On this blog I’ve maintained a number of times that the parables of Jesus invite us to imagine another world, to imagine the kingdom of God, and they do this by creating a world, by inviting us into that world, and then — like an experience in Narnia — depositing us back in this world changed, illuminated and challenged to live out the kingdom in this world.
What is your advice for reading the parables of Jesus? What are typical mistakes?
In the book edited by Ian Paul and David Wenham, called Preaching the New Testament, Klyne Snodgrass has an article that explores how to preach the parables but his sketch is as useful for preachers as it is for anyone who wants to know how to “apply” or, better yet, live out the parables of Jesus today. Here are Klyne’s major points:
1. Use concrete and personal language. Abstractions are how we store ideas; concrete ideas are where we live. Jesus points the way: as he told concrete stories so we need to explain the parables in part by telling concrete stories. I heard this weekend a sermon on the prodigal son that began with a breathtaking story that 100% mirrored the prodigal son story. Brilliant embodiment of the parable and the point Klyne is making. Anyone who preaches the parables by converting them into abstract theology … I won’t go there.
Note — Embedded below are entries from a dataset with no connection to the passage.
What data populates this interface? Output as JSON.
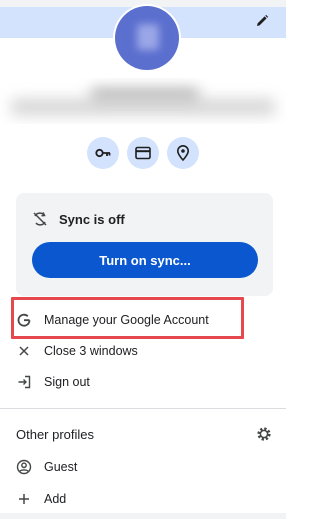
{
  "profile": {
    "edit_icon": "pencil-icon",
    "accent": "#d3e3fd",
    "avatar_color": "#5b6fcf"
  },
  "quick_actions": [
    {
      "icon": "key-icon"
    },
    {
      "icon": "credit-card-icon"
    },
    {
      "icon": "location-pin-icon"
    }
  ],
  "sync": {
    "status_text": "Sync is off",
    "status_icon": "sync-off-icon",
    "button_label": "Turn on sync...",
    "button_color": "#0b57d0"
  },
  "menu": {
    "manage_account": "Manage your Google Account",
    "close_windows": "Close 3 windows",
    "sign_out": "Sign out"
  },
  "other_profiles": {
    "title": "Other profiles",
    "settings_icon": "gear-icon",
    "guest": "Guest",
    "add": "Add"
  },
  "annotation": {
    "highlight_color": "#e5484d"
  }
}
2. Study the advantages of indirect communication. The parables exemplify indirection. Children’s sermons are memorable because they are concrete and at the same indirect (at least at first as a story is told). Parables are like the Trojan Horse. Use your own form of indirection, creating a parable that breaks numbness of the familiar, and disorient folks by probing elements of the parable less familiar.
3. Commit to seeing both the text and people. Bridge the two.
4. Keep the parables as Jesus’ parables. Preach Jesus and the kingdom, not simply the parabolized story. Cross check your reading of the parable with the teachings of Jesus.
5. Observe literary characteristics. Read the parable in context; read the parable itself as a literary text.
6. Shun allegorizing and the dogma that parables have only one point. Correspondences are not the issue in reading parables. The concern is the analogy.
7. Study parables that have the same form to see how various kinds of parables function. Klyne’s epochal book, Stories with Intent, is the place to go to see the various kinds of parables.
8. Focus on the theology of the parables. “The parables are there to give us insight into God, the kingdom, the mission of Jesus to Israel and the nature of discipleship.” [Focus on those themes and you will be miles ahead.]
9. Focus on the identity displayed or called for in the parable. Scripture tells us who we are, and parables provide identity about God, kingdom and us.
10. Do not run from the difficulties. Judgment, demand, etc… Jesus was not into making people comfortable.
11. Let the Bible be an ancient book.
12. Aim for response.